Police are investigating reports of the death of a British man in Syria.
Officers were searching a house linked to student Abu Layth in Didsbury, Manchester and speaking to his relatives.
Detective Chief Inspector Will Chatterton, of the north west counter-terrorism unit, said: "Officers investigating a reported death of a British citizen in Syria are today, Thursday February 13 2014, carrying out a search of a house in Manchester.
"As part of this inquiry, officers are also providing support to the family and are speaking to them to understand how a man from the North West came to be reportedly killed in Syria.
"As part of the National Prevent Strategy, officers are working to assess how people are drawn into travelling to Syria to become involved in conflict and how to prevent others doing the same.
"There is widespread concern about the situation in Syria and other conflict zones and the way that some will be driven to travel there to engage in humanitarian work or to take part in the fighting.
"We know that some have already lost their lives or been detained by the regime and badly treated.
"It is vital that anyone who has concerns that someone may be considering such travel informs the authorities.
"The best way for people to help is to donate to registered charities with ongoing humanitarian operations in Syria and the region.
"The Prevent Programme does work to ensure charities which claim to raise funds for those suffering in conflict zones are genuine.
"We need the help of the Muslim community and specialist press to ensure that the understandable desire to help is not exploited to actually exacerbate the conflict."
Neighbours of the family, who were not at the property, spoke of their shock today as police carried on searches at the family's detached home on a quiet, tree-lined street in the affluent Manchester suburb.
The father runs two restaurants on Manchester's "Curry Mile" and the mother, Kamala, is a housewife.

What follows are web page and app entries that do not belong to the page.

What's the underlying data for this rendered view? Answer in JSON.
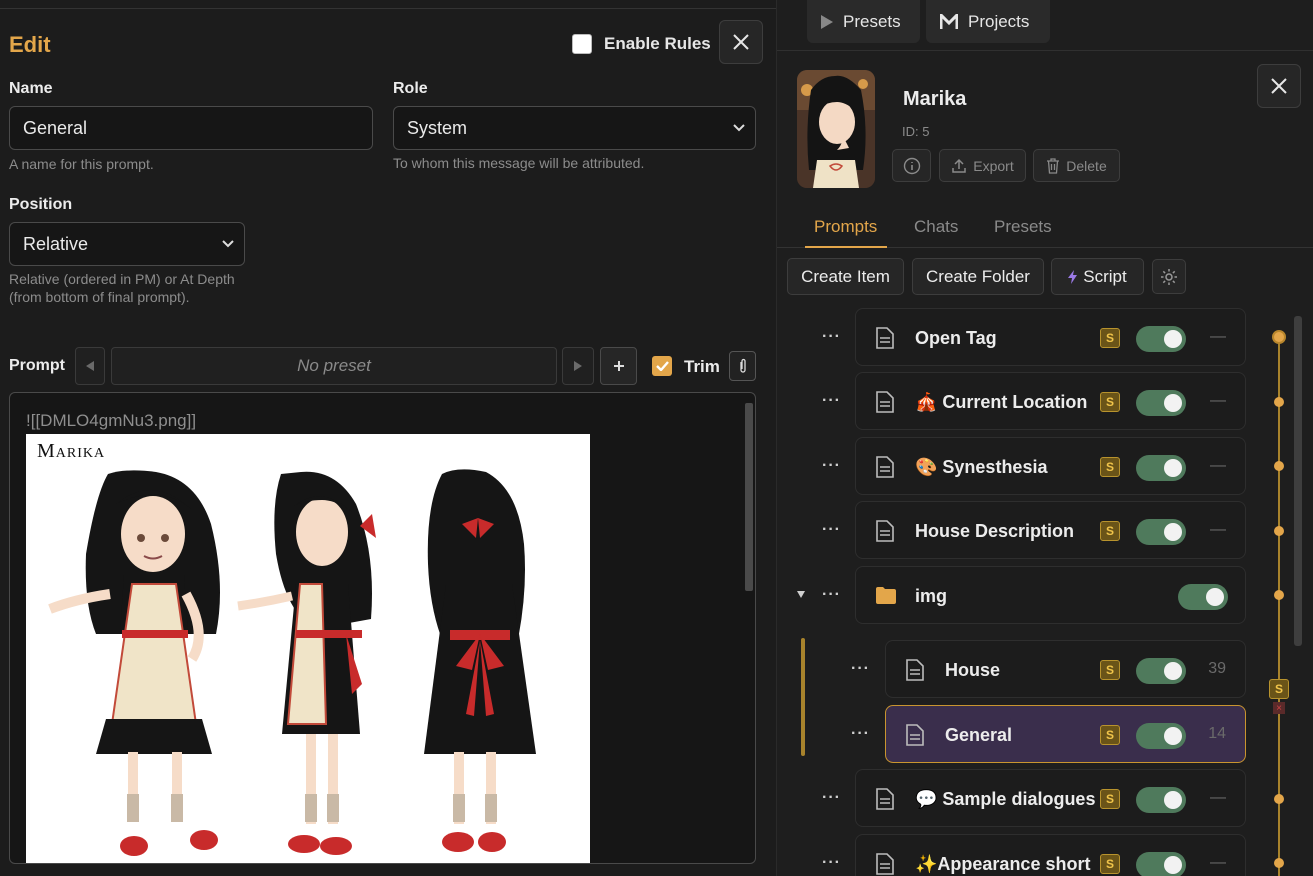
{
  "edit": {
    "title": "Edit",
    "enable_rules_label": "Enable Rules",
    "name_label": "Name",
    "name_value": "General",
    "name_hint": "A name for this prompt.",
    "role_label": "Role",
    "role_value": "System",
    "role_hint": "To whom this message will be attributed.",
    "position_label": "Position",
    "position_value": "Relative",
    "position_hint_1": "Relative (ordered in PM) or At Depth",
    "position_hint_2": "(from bottom of final prompt).",
    "prompt_label": "Prompt",
    "preset_value": "No preset",
    "trim_label": "Trim",
    "prompt_text": "![[DMLO4gmNu3.png]]",
    "sheet_title": "Marika"
  },
  "top_tabs": {
    "presets": "Presets",
    "projects": "Projects"
  },
  "character": {
    "name": "Marika",
    "id": "ID: 5",
    "export_label": "Export",
    "delete_label": "Delete"
  },
  "tabs": {
    "prompts": "Prompts",
    "chats": "Chats",
    "presets": "Presets"
  },
  "toolbar": {
    "create_item": "Create Item",
    "create_folder": "Create Folder",
    "script": "Script"
  },
  "items": [
    {
      "label": "Open Tag",
      "badge": "S",
      "count": "—"
    },
    {
      "label": "🎪 Current Location",
      "badge": "S",
      "count": "—"
    },
    {
      "label": "🎨 Synesthesia",
      "badge": "S",
      "count": "—"
    },
    {
      "label": "House Description",
      "badge": "S",
      "count": "—"
    },
    {
      "label": "img"
    },
    {
      "label": "House",
      "badge": "S",
      "count": "39"
    },
    {
      "label": "General",
      "badge": "S",
      "count": "14"
    },
    {
      "label": "💬 Sample dialogues",
      "badge": "S",
      "count": "—"
    },
    {
      "label": "✨Appearance short",
      "badge": "S",
      "count": "—"
    }
  ],
  "timeline_badge": "S",
  "colors": {
    "accent": "#e3a64a",
    "toggle_on": "#4f7a5c",
    "selected_bg": "#3a2e4c"
  }
}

They are believed to have come to the UK from Afghanistan around 10 years ago and would make usually annual trips back there.
They have an eldest son, Naveed, 23, a pharmacist who is married to a "western" girl and whose wife is due to give birth imminently to the family's first grandchild.
They also have a daughter Naveeda, 22, who is also married and also heavily pregnant and a youngest son, aged around nine or 10, who attends a local school.
But one woman, who did not want to be named, said Abu Layth, whose family name is understood to be Anil Khalil Raoufi, appeared to change from being a "normal" teenager as he grew older.
He had been very friendly and enjoyed football with another youngster on the street but then changed his appearance and habits around three years ago.
"When you spoke to Anil on the street he would not say hello like the others did," she said.
"He started wearing the robes as well. I was quite frightened of him a little bit. He was not the same."
The neighbour said the father is rarely seen as he would sleep during the day and work at night but the mother was very much involved in the local community.
"Kamala is a gorgeous lady, really friendly, tries to integrate in everything. She's really nice. Poor Kamala, she really misses her parents in Afghanistan and she misses the sun."
Another neighbour said: "Kamala is a lovely, lovely woman, completely part of the street's life, not at all isolated, since the day they arrived.
"I'm really shocked."
Anil Raoufi is understood to have enrolled at university and attended a local mosque before going to Syria.
Another neighbour said Anil was studying mechanical engineering at university and the mother, Kamala, was heavily involved in the local neighbourhood watch scheme.
He said she attended a meeting for members last month at a neighbour's house, where the theme for discussion was racism and hate crime.